**Problem to work on**
Work out how many lines in the data below contain "token", and state that count with nothing added.

━━━ Data records

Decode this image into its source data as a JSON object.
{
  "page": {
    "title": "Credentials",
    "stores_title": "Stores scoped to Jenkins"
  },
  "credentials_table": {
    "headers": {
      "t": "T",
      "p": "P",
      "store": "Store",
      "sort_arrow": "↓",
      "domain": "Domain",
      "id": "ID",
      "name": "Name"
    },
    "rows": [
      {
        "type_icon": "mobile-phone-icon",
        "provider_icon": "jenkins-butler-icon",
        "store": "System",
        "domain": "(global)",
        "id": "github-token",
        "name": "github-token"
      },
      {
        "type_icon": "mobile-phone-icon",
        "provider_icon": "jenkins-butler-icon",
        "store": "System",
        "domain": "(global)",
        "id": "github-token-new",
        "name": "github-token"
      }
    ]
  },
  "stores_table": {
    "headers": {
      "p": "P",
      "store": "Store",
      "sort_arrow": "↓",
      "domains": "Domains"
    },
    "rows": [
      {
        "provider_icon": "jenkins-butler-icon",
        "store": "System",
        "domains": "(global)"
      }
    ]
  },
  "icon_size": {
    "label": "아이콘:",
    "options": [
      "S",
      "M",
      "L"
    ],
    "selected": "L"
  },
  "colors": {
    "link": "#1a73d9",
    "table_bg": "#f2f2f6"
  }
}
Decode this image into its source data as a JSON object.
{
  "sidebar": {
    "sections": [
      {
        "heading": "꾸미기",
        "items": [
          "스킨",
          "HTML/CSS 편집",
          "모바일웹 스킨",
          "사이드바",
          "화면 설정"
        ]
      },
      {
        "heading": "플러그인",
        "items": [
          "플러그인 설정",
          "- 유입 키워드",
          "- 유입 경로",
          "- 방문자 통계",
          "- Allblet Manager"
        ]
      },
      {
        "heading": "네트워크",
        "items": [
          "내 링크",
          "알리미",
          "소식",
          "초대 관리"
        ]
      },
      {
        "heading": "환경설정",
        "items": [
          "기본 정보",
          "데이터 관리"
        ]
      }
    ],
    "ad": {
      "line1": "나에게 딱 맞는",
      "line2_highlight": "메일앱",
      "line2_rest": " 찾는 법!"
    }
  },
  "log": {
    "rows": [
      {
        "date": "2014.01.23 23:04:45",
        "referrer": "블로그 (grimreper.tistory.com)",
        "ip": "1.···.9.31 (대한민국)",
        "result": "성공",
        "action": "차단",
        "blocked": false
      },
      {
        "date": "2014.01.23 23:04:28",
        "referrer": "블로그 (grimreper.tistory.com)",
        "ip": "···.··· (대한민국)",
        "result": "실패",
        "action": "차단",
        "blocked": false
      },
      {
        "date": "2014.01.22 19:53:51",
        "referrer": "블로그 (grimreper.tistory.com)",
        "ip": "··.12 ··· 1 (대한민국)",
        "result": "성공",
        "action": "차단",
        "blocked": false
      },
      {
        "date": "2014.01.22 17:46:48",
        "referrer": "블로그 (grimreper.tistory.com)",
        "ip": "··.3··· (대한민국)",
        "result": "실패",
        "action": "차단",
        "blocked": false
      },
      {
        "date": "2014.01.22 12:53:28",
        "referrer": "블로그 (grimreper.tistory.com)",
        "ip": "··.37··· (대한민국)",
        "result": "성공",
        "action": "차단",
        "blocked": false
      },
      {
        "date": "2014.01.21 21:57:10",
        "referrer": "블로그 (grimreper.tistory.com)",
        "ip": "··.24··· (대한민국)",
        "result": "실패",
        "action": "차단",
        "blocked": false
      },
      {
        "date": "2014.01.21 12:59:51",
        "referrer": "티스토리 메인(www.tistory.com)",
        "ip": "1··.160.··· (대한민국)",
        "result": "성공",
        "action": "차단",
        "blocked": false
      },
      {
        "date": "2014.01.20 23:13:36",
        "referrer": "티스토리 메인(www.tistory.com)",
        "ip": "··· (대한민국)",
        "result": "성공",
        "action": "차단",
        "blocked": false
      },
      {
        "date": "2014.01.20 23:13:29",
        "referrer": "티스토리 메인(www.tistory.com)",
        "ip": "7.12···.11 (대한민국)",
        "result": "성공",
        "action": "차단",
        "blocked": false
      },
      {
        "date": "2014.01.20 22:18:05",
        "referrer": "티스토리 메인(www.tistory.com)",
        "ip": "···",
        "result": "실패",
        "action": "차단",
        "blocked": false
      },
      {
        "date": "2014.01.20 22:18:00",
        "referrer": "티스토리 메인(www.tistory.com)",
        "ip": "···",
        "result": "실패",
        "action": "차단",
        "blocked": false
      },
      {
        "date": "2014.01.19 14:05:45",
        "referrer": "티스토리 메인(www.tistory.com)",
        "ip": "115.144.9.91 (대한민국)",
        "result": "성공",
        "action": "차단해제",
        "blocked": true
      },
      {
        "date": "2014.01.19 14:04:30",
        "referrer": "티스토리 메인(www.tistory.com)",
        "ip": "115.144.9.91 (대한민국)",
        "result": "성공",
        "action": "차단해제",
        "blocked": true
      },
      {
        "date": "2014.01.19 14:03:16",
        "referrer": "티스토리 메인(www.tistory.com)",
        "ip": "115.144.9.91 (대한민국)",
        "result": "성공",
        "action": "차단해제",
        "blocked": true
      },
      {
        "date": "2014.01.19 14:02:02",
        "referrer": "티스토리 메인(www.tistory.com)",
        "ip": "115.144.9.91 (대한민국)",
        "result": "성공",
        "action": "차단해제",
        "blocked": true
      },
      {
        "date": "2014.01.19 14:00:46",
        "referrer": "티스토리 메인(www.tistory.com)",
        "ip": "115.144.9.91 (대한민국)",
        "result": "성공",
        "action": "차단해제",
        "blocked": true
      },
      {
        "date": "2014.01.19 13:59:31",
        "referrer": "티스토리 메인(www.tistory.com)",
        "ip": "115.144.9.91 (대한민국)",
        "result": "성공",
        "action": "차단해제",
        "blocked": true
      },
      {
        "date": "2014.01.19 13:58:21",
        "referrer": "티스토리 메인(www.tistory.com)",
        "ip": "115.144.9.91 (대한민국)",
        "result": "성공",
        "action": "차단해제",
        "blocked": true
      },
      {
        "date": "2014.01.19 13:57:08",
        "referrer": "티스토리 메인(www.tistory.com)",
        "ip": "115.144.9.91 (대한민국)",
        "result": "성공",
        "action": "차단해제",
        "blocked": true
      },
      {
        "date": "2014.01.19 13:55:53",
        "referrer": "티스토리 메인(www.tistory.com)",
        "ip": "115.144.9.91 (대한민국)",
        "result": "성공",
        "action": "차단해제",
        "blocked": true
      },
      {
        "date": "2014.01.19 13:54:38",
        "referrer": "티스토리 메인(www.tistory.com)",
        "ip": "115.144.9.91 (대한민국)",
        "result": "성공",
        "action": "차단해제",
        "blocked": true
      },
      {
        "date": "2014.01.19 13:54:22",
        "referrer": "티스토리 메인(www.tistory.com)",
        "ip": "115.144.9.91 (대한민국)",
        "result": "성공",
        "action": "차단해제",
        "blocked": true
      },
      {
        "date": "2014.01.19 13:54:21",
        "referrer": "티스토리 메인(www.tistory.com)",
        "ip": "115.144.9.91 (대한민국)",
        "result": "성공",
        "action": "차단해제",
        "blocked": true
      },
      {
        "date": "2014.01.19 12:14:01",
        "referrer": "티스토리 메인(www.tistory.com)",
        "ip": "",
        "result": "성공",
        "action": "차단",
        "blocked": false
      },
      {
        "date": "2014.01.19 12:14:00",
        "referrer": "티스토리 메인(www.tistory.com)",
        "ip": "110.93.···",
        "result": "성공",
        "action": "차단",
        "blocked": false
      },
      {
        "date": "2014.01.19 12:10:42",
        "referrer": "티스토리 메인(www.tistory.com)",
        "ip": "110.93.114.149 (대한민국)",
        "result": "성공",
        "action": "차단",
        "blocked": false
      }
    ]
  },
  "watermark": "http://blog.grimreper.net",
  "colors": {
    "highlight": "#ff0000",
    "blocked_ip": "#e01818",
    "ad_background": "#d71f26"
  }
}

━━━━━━

**Result of the exercise**
4